### [DATA FOR PROCESSING]
════

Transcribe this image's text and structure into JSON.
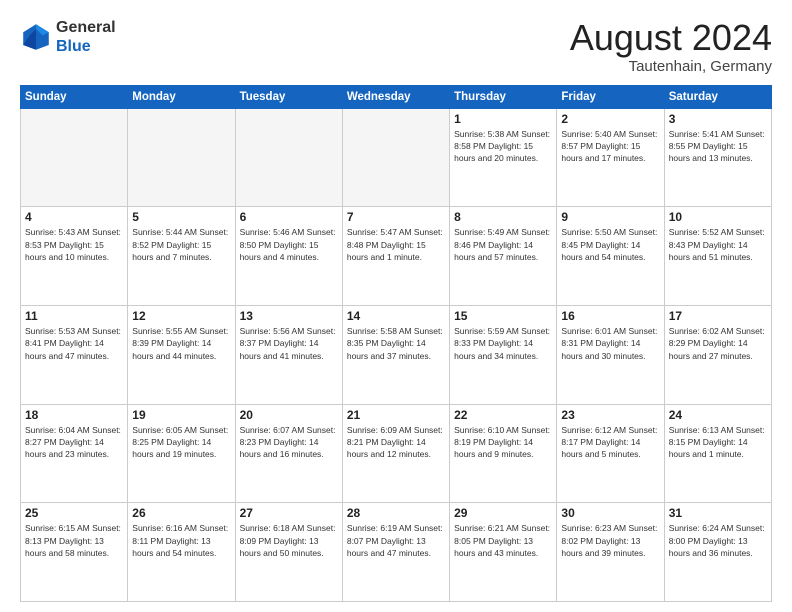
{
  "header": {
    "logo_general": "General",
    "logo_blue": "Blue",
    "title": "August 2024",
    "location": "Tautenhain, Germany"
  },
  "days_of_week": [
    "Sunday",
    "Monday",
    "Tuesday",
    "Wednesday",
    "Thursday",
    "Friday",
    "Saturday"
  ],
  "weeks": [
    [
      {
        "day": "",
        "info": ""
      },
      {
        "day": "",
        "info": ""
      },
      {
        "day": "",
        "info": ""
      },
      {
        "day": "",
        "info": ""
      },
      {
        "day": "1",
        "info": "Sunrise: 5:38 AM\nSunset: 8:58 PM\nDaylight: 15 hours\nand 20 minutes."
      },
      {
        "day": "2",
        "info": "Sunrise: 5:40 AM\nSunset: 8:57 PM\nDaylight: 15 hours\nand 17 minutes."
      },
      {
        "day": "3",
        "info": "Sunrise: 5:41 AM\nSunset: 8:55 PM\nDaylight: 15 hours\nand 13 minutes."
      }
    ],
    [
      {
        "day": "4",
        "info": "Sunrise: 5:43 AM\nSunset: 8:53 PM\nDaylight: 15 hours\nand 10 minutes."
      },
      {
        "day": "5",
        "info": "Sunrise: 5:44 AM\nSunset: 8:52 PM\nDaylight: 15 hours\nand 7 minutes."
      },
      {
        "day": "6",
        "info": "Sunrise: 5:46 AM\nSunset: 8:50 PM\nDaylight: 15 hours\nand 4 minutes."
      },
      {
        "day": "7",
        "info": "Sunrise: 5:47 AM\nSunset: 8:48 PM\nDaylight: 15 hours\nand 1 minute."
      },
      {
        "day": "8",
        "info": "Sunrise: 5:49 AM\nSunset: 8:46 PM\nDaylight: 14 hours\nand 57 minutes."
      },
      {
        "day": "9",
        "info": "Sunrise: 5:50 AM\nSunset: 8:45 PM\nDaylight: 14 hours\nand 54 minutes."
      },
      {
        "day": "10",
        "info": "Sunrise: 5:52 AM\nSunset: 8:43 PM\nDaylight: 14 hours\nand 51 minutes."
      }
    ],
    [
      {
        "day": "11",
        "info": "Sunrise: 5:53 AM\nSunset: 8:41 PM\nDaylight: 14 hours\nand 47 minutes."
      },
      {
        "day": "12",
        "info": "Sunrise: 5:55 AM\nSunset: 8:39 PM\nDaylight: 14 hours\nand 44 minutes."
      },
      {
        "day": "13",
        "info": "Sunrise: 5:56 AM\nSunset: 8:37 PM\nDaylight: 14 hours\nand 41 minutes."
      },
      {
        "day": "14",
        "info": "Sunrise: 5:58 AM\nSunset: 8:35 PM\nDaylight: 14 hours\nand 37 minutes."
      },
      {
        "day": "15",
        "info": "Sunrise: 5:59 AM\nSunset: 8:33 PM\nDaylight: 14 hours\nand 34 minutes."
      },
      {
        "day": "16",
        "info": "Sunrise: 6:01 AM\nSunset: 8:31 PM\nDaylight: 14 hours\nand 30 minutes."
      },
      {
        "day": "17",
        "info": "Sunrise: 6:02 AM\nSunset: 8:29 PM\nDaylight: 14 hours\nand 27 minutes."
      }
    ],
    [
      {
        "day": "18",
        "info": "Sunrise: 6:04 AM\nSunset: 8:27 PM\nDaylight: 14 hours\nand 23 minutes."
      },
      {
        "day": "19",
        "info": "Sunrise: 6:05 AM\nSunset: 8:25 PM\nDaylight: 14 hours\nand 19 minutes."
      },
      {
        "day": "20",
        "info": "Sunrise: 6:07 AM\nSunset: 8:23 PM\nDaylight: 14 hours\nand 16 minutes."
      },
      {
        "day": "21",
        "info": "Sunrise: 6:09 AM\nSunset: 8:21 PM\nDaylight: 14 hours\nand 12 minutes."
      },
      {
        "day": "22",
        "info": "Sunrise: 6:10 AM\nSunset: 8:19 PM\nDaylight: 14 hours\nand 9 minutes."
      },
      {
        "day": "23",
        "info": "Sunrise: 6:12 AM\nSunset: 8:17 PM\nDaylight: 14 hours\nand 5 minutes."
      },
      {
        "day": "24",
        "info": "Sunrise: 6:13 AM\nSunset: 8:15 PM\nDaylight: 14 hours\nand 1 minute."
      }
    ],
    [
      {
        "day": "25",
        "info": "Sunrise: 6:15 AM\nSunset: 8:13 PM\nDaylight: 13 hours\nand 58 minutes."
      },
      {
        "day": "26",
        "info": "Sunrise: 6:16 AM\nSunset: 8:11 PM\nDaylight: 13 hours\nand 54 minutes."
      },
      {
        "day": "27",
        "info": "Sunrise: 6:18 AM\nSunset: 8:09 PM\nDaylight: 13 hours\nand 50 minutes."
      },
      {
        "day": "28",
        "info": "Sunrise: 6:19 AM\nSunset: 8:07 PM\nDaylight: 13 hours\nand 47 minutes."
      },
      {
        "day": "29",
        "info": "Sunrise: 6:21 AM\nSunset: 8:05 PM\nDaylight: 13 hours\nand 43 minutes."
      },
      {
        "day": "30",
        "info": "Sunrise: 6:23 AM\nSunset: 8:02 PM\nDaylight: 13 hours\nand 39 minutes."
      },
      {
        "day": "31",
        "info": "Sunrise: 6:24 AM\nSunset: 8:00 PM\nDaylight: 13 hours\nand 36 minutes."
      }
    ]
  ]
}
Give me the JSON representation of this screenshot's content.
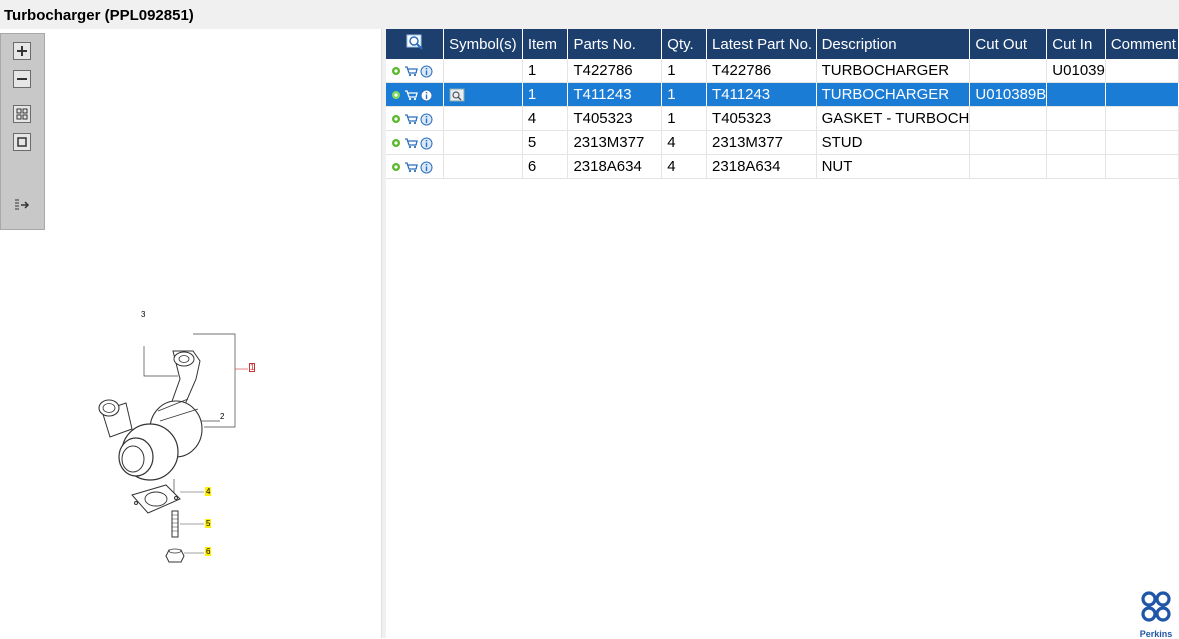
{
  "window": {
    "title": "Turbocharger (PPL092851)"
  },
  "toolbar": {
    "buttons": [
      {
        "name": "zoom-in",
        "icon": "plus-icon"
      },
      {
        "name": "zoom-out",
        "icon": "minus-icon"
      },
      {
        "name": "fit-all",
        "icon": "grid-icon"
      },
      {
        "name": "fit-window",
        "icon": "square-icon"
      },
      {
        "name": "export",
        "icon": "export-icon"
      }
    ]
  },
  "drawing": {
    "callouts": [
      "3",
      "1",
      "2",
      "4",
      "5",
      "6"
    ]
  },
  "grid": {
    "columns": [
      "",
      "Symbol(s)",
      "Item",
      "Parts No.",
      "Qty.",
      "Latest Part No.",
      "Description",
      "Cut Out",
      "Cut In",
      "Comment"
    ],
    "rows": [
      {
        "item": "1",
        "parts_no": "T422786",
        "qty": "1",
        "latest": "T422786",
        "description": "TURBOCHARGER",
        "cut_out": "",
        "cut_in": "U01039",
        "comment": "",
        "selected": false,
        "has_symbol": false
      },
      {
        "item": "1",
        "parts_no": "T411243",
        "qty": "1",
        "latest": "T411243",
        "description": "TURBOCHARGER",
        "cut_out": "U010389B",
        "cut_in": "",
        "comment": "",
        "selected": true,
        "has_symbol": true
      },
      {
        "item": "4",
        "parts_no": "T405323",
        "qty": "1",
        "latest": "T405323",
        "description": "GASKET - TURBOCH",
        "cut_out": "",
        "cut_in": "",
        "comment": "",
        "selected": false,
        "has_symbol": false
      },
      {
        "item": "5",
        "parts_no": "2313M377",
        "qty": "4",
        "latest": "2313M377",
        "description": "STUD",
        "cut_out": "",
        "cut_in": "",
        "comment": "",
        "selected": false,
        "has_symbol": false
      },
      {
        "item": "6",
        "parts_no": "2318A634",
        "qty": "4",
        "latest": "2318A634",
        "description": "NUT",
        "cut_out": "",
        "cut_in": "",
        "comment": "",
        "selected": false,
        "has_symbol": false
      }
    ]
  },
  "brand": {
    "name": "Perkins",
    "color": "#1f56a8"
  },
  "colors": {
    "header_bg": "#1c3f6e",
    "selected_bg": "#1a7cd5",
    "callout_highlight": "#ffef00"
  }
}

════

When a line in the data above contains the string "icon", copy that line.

### [SOLUTION TO THIS TASK]
        "icon": "plus-icon"
        "icon": "minus-icon"
        "icon": "grid-icon"
        "icon": "square-icon"
        "icon": "export-icon"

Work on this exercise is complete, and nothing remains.